…for a hamburger statehouse today. In all seriousness, this sounds like an excellent plan. Arizona is going to sell public buildings in exchange for a twenty year lease.
It’s a bit unusual to sell a state capital, state hospital, prisons and park visitor centers, but when you have a billion and a half dollar deficit to make up between now and July, Arizona Department of Administration spokesman Alan Ecker says you do unusual things.
Mr. ALAN ECKER (Spokesman, Arizona Department of Administration): The proceeds will be going to – straight into the Arizona state general fund to offset the budget crisis that we’re dealing with.
ROBBINS [NPR reporter]: The total – $735 million, Arizona would then lease back the buildings over 20 years. Investors would buy $5,000 certificates of participation and get an estimated four to five percent interest a year. The question is, how safe is an investment in the state of Arizona? Its credit rating was downgraded just last month because of its budget crisis. But Alan Ecker says, in this case, we’re talking about buildings which have to operate if Arizona remains a state.
Mr. ECKER: So the state would be very, very unlikely to ever default on payments and walk away from those facilities. So investors should have a strong piece of mind.

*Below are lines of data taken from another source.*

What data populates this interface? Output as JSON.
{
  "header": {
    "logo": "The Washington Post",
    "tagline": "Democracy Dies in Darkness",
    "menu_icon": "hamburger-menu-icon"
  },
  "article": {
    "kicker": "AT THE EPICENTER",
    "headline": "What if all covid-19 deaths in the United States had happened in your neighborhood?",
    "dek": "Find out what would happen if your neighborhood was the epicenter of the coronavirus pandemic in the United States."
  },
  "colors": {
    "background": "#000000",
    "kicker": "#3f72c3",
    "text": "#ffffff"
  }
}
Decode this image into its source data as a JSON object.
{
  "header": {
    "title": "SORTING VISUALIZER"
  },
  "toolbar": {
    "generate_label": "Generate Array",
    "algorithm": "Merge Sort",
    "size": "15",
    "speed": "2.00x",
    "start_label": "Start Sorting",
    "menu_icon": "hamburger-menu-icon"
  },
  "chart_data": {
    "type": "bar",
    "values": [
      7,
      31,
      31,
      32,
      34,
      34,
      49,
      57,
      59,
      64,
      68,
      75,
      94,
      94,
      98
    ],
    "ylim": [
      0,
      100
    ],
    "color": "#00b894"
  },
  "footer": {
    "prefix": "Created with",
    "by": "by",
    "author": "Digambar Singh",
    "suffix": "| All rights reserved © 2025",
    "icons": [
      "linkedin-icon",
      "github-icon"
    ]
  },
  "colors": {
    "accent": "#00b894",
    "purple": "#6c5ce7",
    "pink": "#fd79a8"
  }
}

NPR doesn’t attempt any analysis of the proposal. Why bother, when the state’s own spokesman assures us “investors should have a strong piece of mind?” Turns out this is old news, which we covered. Arizona Central reports:
Under the most recent legislative proposal, the state would seek a series of lease arrangements spanning as much as 20 years. Deals that would generate the targeted $735 million in revenue would mean state lease payments totaling $60 million to $70 million a year, according to budget analysts.
Over two decades, that would equate to at least $1.2 billion in lease payments. Once the leases had expired, the state would again take ownership of the properties.
House Majority Leader John McComish called the payments preferable to a , as proposed by Brewer, or alternative fiscal schemes such as selling future income from state Lottery sales in exchange for a lump-sum payment.
“What are our choices?” asked McComish, a Phoenix Republican. “We could cut more, or we could raise taxes more. Borrowing over the long term, we think, is better for the people, better for the economy.”
Arizona can’t afford the current level of spending, but instead of cutting spending McComish thinks it’s wise to engage in budgetary games that will cost the state an extra 63%. That’s politically easier than being responsible and cutting spending. Maybe the state should sell endorsements, like professional ballparks. I would love to take a tour of the Arizona State Capitol, brought to you by the good people at Pampers.
Eileen previously gave a tentative thumbs up to these kinds of deals as examples of privatization, but as the comments to her post pointed out, selling state offices is akin to selling off state-owned railways. Instead, this is just a gimmick at the expense of future taxpayers. Eileen has a forthcoming issue of Mercatus On Policy on budgetary gimmicks.